DYING DOWN: Vaccine demand flattening, says committee co-chair

DYING DOWN: Vaccine demand flattening, says committee co-chair
A healthcare worker holds a vial of the Oxford AstraZeneca vaccine at the Kendal GL Isaacs National Gymnasium on Monday, May 10, 2021. (BIS PHOTO)

National vaccine committee looking to renew public interest in getting the jab

NASSAU, BAHAMAS — National COVID-19 Vaccine Consultative Committee Co-Chair Ed Fields said while demand for the jab has been flattening, it is hoped that a greater push to educate the public will garner greater interest.

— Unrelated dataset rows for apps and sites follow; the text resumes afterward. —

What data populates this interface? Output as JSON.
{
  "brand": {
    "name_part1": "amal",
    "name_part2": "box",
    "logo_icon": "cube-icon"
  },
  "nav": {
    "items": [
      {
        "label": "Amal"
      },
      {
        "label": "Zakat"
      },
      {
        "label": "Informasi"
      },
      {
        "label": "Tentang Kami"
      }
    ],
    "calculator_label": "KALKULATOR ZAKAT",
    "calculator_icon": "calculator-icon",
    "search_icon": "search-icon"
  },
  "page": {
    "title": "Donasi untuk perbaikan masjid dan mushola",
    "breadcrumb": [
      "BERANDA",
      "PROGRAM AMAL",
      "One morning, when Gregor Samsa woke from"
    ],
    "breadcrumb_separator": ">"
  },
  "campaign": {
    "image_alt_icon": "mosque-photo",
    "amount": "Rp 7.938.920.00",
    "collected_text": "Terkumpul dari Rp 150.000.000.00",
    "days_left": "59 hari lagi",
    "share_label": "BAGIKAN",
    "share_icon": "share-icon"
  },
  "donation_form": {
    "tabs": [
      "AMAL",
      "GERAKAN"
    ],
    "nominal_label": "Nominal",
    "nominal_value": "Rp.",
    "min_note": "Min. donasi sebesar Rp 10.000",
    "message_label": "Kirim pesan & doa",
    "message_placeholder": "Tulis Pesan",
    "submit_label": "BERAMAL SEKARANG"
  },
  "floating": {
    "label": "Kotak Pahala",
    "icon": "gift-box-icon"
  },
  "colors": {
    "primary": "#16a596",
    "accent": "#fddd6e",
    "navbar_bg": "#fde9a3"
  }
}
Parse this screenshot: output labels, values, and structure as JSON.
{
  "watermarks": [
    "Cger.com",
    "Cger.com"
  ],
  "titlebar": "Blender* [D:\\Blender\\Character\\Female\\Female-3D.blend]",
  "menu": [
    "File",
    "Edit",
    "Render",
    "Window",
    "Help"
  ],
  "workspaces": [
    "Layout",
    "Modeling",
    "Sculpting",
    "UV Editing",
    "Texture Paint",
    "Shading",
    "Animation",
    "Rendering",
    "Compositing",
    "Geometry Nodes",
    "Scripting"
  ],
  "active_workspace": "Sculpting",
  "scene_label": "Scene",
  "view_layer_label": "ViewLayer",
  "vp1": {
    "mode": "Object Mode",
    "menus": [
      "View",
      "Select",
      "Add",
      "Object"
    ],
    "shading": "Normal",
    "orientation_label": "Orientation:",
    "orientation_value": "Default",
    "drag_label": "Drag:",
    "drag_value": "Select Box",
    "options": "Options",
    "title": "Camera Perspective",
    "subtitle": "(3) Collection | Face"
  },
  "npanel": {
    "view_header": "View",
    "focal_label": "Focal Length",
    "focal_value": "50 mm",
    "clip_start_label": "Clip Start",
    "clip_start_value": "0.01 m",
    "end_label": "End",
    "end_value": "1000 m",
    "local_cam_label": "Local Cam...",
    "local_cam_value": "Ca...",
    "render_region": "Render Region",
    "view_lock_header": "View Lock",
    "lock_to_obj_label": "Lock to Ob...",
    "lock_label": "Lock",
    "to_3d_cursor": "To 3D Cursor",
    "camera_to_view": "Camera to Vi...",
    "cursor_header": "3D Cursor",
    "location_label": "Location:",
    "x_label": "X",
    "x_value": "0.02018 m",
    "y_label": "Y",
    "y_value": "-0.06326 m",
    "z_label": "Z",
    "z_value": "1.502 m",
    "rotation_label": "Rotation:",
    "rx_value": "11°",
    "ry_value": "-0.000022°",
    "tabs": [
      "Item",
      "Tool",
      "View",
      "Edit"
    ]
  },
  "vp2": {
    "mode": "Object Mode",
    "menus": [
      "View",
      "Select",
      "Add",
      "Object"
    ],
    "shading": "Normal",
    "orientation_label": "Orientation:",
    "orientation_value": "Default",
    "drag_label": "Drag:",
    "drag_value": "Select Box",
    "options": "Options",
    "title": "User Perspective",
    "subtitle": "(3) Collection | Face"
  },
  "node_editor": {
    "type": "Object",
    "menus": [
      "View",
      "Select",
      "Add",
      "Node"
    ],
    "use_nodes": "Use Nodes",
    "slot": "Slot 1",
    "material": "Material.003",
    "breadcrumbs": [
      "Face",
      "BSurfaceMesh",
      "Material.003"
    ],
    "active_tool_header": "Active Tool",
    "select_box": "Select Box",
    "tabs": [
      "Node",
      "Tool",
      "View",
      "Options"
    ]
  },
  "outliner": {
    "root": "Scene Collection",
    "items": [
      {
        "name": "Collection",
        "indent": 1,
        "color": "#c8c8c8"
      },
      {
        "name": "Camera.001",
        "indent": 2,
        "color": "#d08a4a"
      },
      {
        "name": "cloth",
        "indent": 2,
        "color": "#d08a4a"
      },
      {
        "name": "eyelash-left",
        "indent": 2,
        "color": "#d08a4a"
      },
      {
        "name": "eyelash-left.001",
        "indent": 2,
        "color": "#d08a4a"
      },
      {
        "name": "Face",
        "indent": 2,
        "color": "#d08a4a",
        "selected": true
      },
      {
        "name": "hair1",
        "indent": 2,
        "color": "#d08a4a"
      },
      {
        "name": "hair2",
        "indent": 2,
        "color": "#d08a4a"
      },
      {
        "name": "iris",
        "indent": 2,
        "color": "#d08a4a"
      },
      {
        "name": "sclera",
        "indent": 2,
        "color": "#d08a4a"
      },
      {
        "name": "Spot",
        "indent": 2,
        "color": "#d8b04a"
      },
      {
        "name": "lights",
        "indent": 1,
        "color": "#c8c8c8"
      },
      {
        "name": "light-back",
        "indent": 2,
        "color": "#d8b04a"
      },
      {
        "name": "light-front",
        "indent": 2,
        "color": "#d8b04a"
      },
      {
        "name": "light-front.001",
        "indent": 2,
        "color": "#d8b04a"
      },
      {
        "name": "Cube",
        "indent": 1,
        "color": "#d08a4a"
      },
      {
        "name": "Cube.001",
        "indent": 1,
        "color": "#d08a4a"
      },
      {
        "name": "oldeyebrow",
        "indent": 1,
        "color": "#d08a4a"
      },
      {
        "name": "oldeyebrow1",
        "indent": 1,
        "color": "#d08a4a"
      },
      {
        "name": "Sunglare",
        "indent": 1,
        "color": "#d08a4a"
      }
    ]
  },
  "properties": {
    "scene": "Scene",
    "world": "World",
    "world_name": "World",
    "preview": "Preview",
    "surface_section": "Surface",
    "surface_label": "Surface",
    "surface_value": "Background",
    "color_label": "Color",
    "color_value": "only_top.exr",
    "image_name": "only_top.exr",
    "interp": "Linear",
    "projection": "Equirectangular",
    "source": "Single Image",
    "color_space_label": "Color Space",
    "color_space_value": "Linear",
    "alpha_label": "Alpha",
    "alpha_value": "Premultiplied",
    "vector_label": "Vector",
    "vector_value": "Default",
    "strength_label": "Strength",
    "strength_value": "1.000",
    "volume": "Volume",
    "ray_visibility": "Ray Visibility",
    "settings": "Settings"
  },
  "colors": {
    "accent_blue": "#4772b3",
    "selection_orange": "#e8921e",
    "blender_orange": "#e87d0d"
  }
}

Asked how many doses had been administered in the last week, Fields said: “I don’t have that number right off the top of my head, I’ll be honest with you.

“But we have seen a flattening of the demand.

National COVID-19 Vaccine Consultative Committee Co-Chair Ed Fields.

“But, you know, we hope that we’re going to go out and do more push in terms of getting people to understand where they are, so that’s where we’ll go.”

The committee has administered more than 36,000 doses to date.

The government has received 53,000 doses — 20,000 donated from the government of India and 33,600 from the World Health Organization’s (WHO) COVAX Facility.

According to Fields, the government could receive the balance of its doses from the COVAX Facility “any day now”.

As to acquiring vaccines from other sources, Fields said the committee continues to explore every diplomatic and government level.

He said there is an expectation that more supply will become available leading up to the summer months.

Asked about expiration dates on existing vaccines, Fields said the committee anticipates meeting “all expiry date issues”.

He said with doses that have closer expiration dates, “we will load those into arms as fast as we can prior to that date, so we don’t feel we’re going to have any issues with expiry dates”.

 

Data glitch

Fewer than 1,000 vaccine recipients were not integrated into the new appointment system to book their second dose due to a data glitch as the committee transferred to a new platform.

Fields noted that the data transfer challenge affected a very small number of people and should not interrupt vaccine recipients’ ability to receive their second dose.

He said when the committee began the development of the appointment platform for the vaccination program, it realized doses would arrive faster than anticipated and it resorted to a backup platform provided by Doctor’s Hospital.

He said that platform was not as flexible as the committee desired, but it was used to make appointments for the first 10,000 doses.

“In order to be able to issue certificates of vaccination, etc, we needed to have all the people who were on the Doctor’s Hospital integrated in the new system that we were using,” he said.

“And, as you know, any transfer of data creates some hiccups because you now have to transfer 10,000 names in the same format over to a new platform that may not have a matching format.

“I think out of 10,000, we recognized that we had probably somewhere between 800 and 1,000 names that did not transfer for whatever reasons.

“We then subsequently updated. That number has dwindled down significantly. I can’t tell you the exact number, but that’s been dwindled down significantly.”

Fields stressed there has been no loss of data on vaccinations, but just a matter of making updates and upgrading to the new system.